The balloons are all popped. The speeches over. Now it’s the long, hard dash to the presidential finish line — aka the first Tuesday of November.

Political conventions are part legality and part circus that usually give candidates a little bounce in the polls for the first week or so after the gavel comes down.

But how did John McCain and Barack Obama really fare after the extravaganza of these two back-to-back political events? The Ironton Tribune’s political commentators from Ohio University now weigh in.

“I think Obama made a strategic error in his acceptance speech,” Dr. Ken Heineman, an OU professor of history, said. “This was his first opportunity to speak to millions of Americans, to introduce himself. He spent his time attacking McCain and being very negative. He diminished himself and has continued to diminish himself by attacking (Republican vice presidential candidate Sarah) Palin.”

It’s an unwritten political rule for presidential nominees to be above the fray and use those going for the second spot as “attack dog,” Heineman said.

“(The party) is collapsing on itself,” he said. “(Obama) would launch an attack on McCain. Then one of McCain’s surrogates would respond. (Obama) would argue with a McCain supporter. He has put himself in a position where he is not equal, not of the same stature as McCain.”

Heineman’s colleague Dr. Michael McTeague sees the candidates switching from convention to election mode where now they will focus on message.

“The strategy has to be a very clear set of plans, plans with some meat on it, not just generalities. Be more specific,” McTeague said.

And what about those two “attack dogs?” Were they the choices that can bring in the votes?

Heineman said he was surprised to discover Sen. Joe Biden is “an old friend of the Daley Machine,” he said. “He goes back with Richard Daley for 25 years. I would have to guess it is an attempt by Daley to regain control of the machine.”

He sees the Democratic party spilt into two camps: The old time Democrats, a la Daley, and the academics such as college professors, students and followers of Web sites like moveon.org.

“The Daley machine offers political sense and organizational skills,” Heineman said. “The academics: volunteers, enthusiasm and money. The problem is the academics tend to be self-destructive. They tend not to be those who believe in compromise. They’re not pragmatic. They don’t tend to have the discipline to watch what they are saying. That side of the party has taken over the Obama campaign.”

The unknown in the race is the still wild card Sarah Palin, McCain’s pick for the second spot.

“You have to be a real devout political junkie to know about her,” he said.

However, Heineman believes she made an impressive first appearance when she spoke to the convention, as did her possible future boss.

“I think McCain has been underestimated in terms of his ability to lead,” he said. “You do not get through the Hanoi Hilton without having some mental discipline. McCain is not a great speaker, but when he had his moment (at the convention) you could hear a pin drop.”
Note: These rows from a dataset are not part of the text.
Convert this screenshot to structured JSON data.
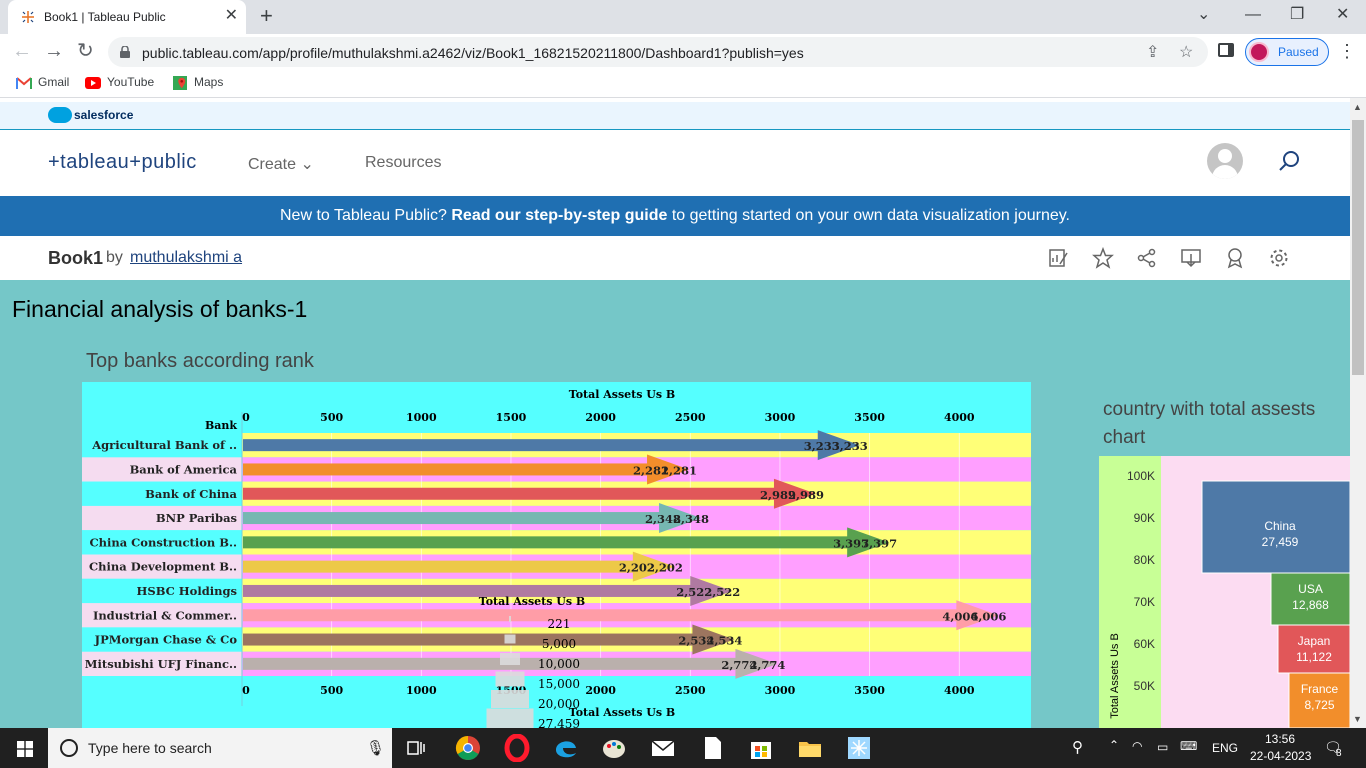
{
  "browser": {
    "tab_title": "Book1 | Tableau Public",
    "url": "public.tableau.com/app/profile/muthulakshmi.a2462/viz/Book1_16821520211800/Dashboard1?publish=yes",
    "profile_label": "Paused",
    "bookmarks": [
      "Gmail",
      "YouTube",
      "Maps"
    ]
  },
  "salesforce_label": "salesforce",
  "header": {
    "logo_text": "+tableau+public",
    "nav": [
      "Create",
      "Resources"
    ]
  },
  "promo": {
    "prefix": "New to Tableau Public? ",
    "bold": "Read our step-by-step guide",
    "suffix": " to getting started on your own data visualization journey."
  },
  "viz": {
    "title": "Book1",
    "by": "by",
    "author": "muthulakshmi a"
  },
  "dashboard": {
    "title": "Financial analysis of banks-1",
    "sheet1_title": "Top banks according rank",
    "sheet2_title": "country with total assests chart"
  },
  "chart_data": [
    {
      "type": "bar",
      "title": "Top banks according rank",
      "xlabel": "Total Assets Us B",
      "row_header": "Bank",
      "categories": [
        "Agricultural Bank of ..",
        "Bank of America",
        "Bank of China",
        "BNP Paribas",
        "China Construction B..",
        "China Development B..",
        "HSBC Holdings",
        "Industrial & Commer..",
        "JPMorgan Chase & Co",
        "Mitsubishi UFJ Financ.."
      ],
      "values": [
        3233,
        2281,
        2989,
        2348,
        3397,
        2202,
        2522,
        4006,
        2534,
        2774
      ],
      "value_labels": [
        "3,233",
        "2,281",
        "2,989",
        "2,348",
        "3,397",
        "2,202",
        "2,522",
        "4,006",
        "2,534",
        "2,774"
      ],
      "bar_colors": [
        "#4e79a7",
        "#f28e2b",
        "#e15759",
        "#76b7b2",
        "#59a14f",
        "#edc948",
        "#b07aa1",
        "#ff9da7",
        "#9c755f",
        "#bab0ac"
      ],
      "ticks": [
        "0",
        "500",
        "1000",
        "1500",
        "2000",
        "2500",
        "3000",
        "3500",
        "4000"
      ],
      "xlim": [
        0,
        4400
      ],
      "size_legend": {
        "title": "Total Assets Us B",
        "entries": [
          "221",
          "5,000",
          "10,000",
          "15,000",
          "20,000",
          "27,459"
        ]
      }
    },
    {
      "type": "treemap",
      "title": "country with total assests chart",
      "ylabel": "Total Assets Us B",
      "y_ticks": [
        "100K",
        "90K",
        "80K",
        "70K",
        "60K",
        "50K"
      ],
      "ylim": [
        40000,
        104000
      ],
      "items": [
        {
          "label": "China",
          "value": "27,459",
          "color": "#4e79a7"
        },
        {
          "label": "USA",
          "value": "12,868",
          "color": "#59a14f"
        },
        {
          "label": "Japan",
          "value": "11,122",
          "color": "#e15759"
        },
        {
          "label": "France",
          "value": "8,725",
          "color": "#f28e2b"
        }
      ]
    }
  ],
  "taskbar": {
    "search_placeholder": "Type here to search",
    "lang": "ENG",
    "time": "13:56",
    "date": "22-04-2023",
    "notifications": "8"
  }
}
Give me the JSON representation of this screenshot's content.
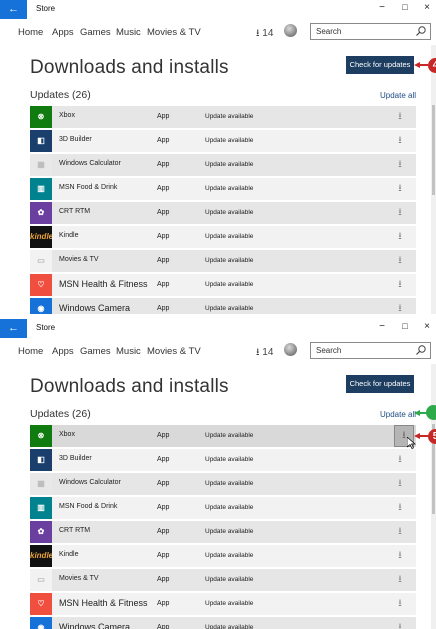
{
  "window": {
    "title": "Store",
    "back_label": "←",
    "minimize": "−",
    "maximize": "□",
    "close": "×"
  },
  "nav": {
    "items": [
      "Home",
      "Apps",
      "Games",
      "Music",
      "Movies & TV"
    ],
    "downloads_label": "14",
    "search_placeholder": "Search"
  },
  "page": {
    "title": "Downloads and installs",
    "check_button": "Check for updates",
    "updates_heading": "Updates (26)",
    "update_all": "Update all"
  },
  "apps": [
    {
      "name": "Xbox",
      "type": "App",
      "status": "Update available",
      "icon_color": "#107c10",
      "icon_glyph": "⊗"
    },
    {
      "name": "3D Builder",
      "type": "App",
      "status": "Update available",
      "icon_color": "#1b3f6d",
      "icon_glyph": "◧"
    },
    {
      "name": "Windows Calculator",
      "type": "App",
      "status": "Update available",
      "icon_color": "#e8e8e8",
      "icon_glyph": "▦"
    },
    {
      "name": "MSN Food & Drink",
      "type": "App",
      "status": "Update available",
      "icon_color": "#00838f",
      "icon_glyph": "▥"
    },
    {
      "name": "CRT RTM",
      "type": "App",
      "status": "Update available",
      "icon_color": "#6b3fa0",
      "icon_glyph": "✿"
    },
    {
      "name": "Kindle",
      "type": "App",
      "status": "Update available",
      "icon_color": "#111111",
      "icon_glyph": "kindle"
    },
    {
      "name": "Movies & TV",
      "type": "App",
      "status": "Update available",
      "icon_color": "#f2f2f2",
      "icon_glyph": "▭"
    },
    {
      "name": "MSN Health & Fitness",
      "type": "App",
      "status": "Update available",
      "icon_color": "#f04e3e",
      "icon_glyph": "♡"
    },
    {
      "name": "Windows Camera",
      "type": "App",
      "status": "Update available",
      "icon_color": "#1672d8",
      "icon_glyph": "◉"
    }
  ],
  "download_glyph": "⭳",
  "colors": {
    "accent": "#1672d8",
    "check_button": "#1e3e61",
    "callout_red": "#c62828",
    "callout_green": "#2eaa4a"
  }
}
On the other hand McTeague contends neither presidential candidate fluffed when it was his special moment to capture the American imagination.

“Nobody misspoke or made any tragic errors,” he said. “They energized their followers.”